*** Block opens ***
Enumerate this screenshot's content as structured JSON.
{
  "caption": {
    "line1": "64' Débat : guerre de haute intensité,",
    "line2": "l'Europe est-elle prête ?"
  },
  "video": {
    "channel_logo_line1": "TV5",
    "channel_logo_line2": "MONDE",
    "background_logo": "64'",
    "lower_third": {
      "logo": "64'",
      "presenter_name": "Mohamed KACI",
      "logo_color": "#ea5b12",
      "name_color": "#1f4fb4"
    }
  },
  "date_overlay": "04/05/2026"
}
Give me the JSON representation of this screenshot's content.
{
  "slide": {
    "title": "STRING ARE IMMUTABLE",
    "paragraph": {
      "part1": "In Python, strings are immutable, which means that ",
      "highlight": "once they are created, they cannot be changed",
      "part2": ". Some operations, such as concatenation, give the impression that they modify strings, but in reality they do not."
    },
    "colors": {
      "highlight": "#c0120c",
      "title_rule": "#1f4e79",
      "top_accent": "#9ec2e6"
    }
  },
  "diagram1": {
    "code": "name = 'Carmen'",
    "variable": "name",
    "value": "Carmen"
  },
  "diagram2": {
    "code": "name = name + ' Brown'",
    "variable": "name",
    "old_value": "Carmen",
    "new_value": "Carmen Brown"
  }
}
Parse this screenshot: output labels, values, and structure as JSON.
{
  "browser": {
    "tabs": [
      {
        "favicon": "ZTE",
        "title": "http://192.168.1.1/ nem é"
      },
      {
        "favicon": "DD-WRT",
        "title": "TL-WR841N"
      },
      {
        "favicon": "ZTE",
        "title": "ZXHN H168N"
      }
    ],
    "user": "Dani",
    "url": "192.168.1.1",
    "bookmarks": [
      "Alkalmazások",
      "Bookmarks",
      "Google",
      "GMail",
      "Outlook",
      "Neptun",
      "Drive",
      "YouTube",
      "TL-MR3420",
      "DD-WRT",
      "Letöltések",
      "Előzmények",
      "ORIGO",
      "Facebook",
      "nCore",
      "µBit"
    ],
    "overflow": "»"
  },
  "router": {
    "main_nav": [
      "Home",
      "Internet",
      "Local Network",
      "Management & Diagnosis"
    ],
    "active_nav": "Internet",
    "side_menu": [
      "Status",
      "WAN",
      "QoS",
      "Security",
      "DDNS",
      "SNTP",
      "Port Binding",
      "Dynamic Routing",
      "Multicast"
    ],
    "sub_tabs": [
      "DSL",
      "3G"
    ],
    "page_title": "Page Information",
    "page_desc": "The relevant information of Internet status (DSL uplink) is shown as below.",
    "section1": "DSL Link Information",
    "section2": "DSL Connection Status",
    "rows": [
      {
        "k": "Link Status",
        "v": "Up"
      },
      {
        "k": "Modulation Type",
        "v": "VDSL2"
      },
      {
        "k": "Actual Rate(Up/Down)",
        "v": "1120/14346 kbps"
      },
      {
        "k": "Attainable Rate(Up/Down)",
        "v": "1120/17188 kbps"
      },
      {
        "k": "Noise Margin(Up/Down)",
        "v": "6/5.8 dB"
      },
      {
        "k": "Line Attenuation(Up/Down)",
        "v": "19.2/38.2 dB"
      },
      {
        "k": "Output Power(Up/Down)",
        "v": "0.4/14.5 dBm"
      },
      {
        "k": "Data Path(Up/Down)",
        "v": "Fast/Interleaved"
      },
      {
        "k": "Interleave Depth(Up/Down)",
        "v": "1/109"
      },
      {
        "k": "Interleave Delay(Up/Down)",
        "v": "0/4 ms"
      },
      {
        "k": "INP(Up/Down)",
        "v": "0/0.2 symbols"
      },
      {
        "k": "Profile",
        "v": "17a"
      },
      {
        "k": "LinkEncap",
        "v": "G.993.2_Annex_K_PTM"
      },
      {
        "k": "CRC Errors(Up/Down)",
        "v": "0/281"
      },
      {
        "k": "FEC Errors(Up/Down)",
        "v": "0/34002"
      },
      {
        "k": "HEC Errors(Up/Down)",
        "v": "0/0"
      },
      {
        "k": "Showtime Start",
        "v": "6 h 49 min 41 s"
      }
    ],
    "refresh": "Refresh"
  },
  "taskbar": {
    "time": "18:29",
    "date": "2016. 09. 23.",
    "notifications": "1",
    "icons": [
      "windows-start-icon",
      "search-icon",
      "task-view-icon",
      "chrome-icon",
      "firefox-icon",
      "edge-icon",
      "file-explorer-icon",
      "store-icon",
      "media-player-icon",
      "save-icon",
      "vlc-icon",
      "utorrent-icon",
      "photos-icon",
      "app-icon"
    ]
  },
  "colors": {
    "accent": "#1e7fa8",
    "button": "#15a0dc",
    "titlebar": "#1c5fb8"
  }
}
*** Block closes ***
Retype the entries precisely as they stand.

Enumerate this screenshot's content as structured JSON.
{
  "caption": {
    "line1": "64' Débat : guerre de haute intensité,",
    "line2": "l'Europe est-elle prête ?"
  },
  "video": {
    "channel_logo_line1": "TV5",
    "channel_logo_line2": "MONDE",
    "background_logo": "64'",
    "lower_third": {
      "logo": "64'",
      "presenter_name": "Mohamed KACI",
      "logo_color": "#ea5b12",
      "name_color": "#1f4fb4"
    }
  },
  "date_overlay": "04/05/2026"
}
Give me the JSON representation of this screenshot's content.
{
  "slide": {
    "title": "STRING ARE IMMUTABLE",
    "paragraph": {
      "part1": "In Python, strings are immutable, which means that ",
      "highlight": "once they are created, they cannot be changed",
      "part2": ". Some operations, such as concatenation, give the impression that they modify strings, but in reality they do not."
    },
    "colors": {
      "highlight": "#c0120c",
      "title_rule": "#1f4e79",
      "top_accent": "#9ec2e6"
    }
  },
  "diagram1": {
    "code": "name = 'Carmen'",
    "variable": "name",
    "value": "Carmen"
  },
  "diagram2": {
    "code": "name = name + ' Brown'",
    "variable": "name",
    "old_value": "Carmen",
    "new_value": "Carmen Brown"
  }
}
Parse this screenshot: output labels, values, and structure as JSON.
{
  "browser": {
    "tabs": [
      {
        "favicon": "ZTE",
        "title": "http://192.168.1.1/ nem é"
      },
      {
        "favicon": "DD-WRT",
        "title": "TL-WR841N"
      },
      {
        "favicon": "ZTE",
        "title": "ZXHN H168N"
      }
    ],
    "user": "Dani",
    "url": "192.168.1.1",
    "bookmarks": [
      "Alkalmazások",
      "Bookmarks",
      "Google",
      "GMail",
      "Outlook",
      "Neptun",
      "Drive",
      "YouTube",
      "TL-MR3420",
      "DD-WRT",
      "Letöltések",
      "Előzmények",
      "ORIGO",
      "Facebook",
      "nCore",
      "µBit"
    ],
    "overflow": "»"
  },
  "router": {
    "main_nav": [
      "Home",
      "Internet",
      "Local Network",
      "Management & Diagnosis"
    ],
    "active_nav": "Internet",
    "side_menu": [
      "Status",
      "WAN",
      "QoS",
      "Security",
      "DDNS",
      "SNTP",
      "Port Binding",
      "Dynamic Routing",
      "Multicast"
    ],
    "sub_tabs": [
      "DSL",
      "3G"
    ],
    "page_title": "Page Information",
    "page_desc": "The relevant information of Internet status (DSL uplink) is shown as below.",
    "section1": "DSL Link Information",
    "section2": "DSL Connection Status",
    "rows": [
      {
        "k": "Link Status",
        "v": "Up"
      },
      {
        "k": "Modulation Type",
        "v": "VDSL2"
      },
      {
        "k": "Actual Rate(Up/Down)",
        "v": "1120/14346 kbps"
      },
      {
        "k": "Attainable Rate(Up/Down)",
        "v": "1120/17188 kbps"
      },
      {
        "k": "Noise Margin(Up/Down)",
        "v": "6/5.8 dB"
      },
      {
        "k": "Line Attenuation(Up/Down)",
        "v": "19.2/38.2 dB"
      },
      {
        "k": "Output Power(Up/Down)",
        "v": "0.4/14.5 dBm"
      },
      {
        "k": "Data Path(Up/Down)",
        "v": "Fast/Interleaved"
      },
      {
        "k": "Interleave Depth(Up/Down)",
        "v": "1/109"
      },
      {
        "k": "Interleave Delay(Up/Down)",
        "v": "0/4 ms"
      },
      {
        "k": "INP(Up/Down)",
        "v": "0/0.2 symbols"
      },
      {
        "k": "Profile",
        "v": "17a"
      },
      {
        "k": "LinkEncap",
        "v": "G.993.2_Annex_K_PTM"
      },
      {
        "k": "CRC Errors(Up/Down)",
        "v": "0/281"
      },
      {
        "k": "FEC Errors(Up/Down)",
        "v": "0/34002"
      },
      {
        "k": "HEC Errors(Up/Down)",
        "v": "0/0"
      },
      {
        "k": "Showtime Start",
        "v": "6 h 49 min 41 s"
      }
    ],
    "refresh": "Refresh"
  },
  "taskbar": {
    "time": "18:29",
    "date": "2016. 09. 23.",
    "notifications": "1",
    "icons": [
      "windows-start-icon",
      "search-icon",
      "task-view-icon",
      "chrome-icon",
      "firefox-icon",
      "edge-icon",
      "file-explorer-icon",
      "store-icon",
      "media-player-icon",
      "save-icon",
      "vlc-icon",
      "utorrent-icon",
      "photos-icon",
      "app-icon"
    ]
  },
  "colors": {
    "accent": "#1e7fa8",
    "button": "#15a0dc",
    "titlebar": "#1c5fb8"
  }
}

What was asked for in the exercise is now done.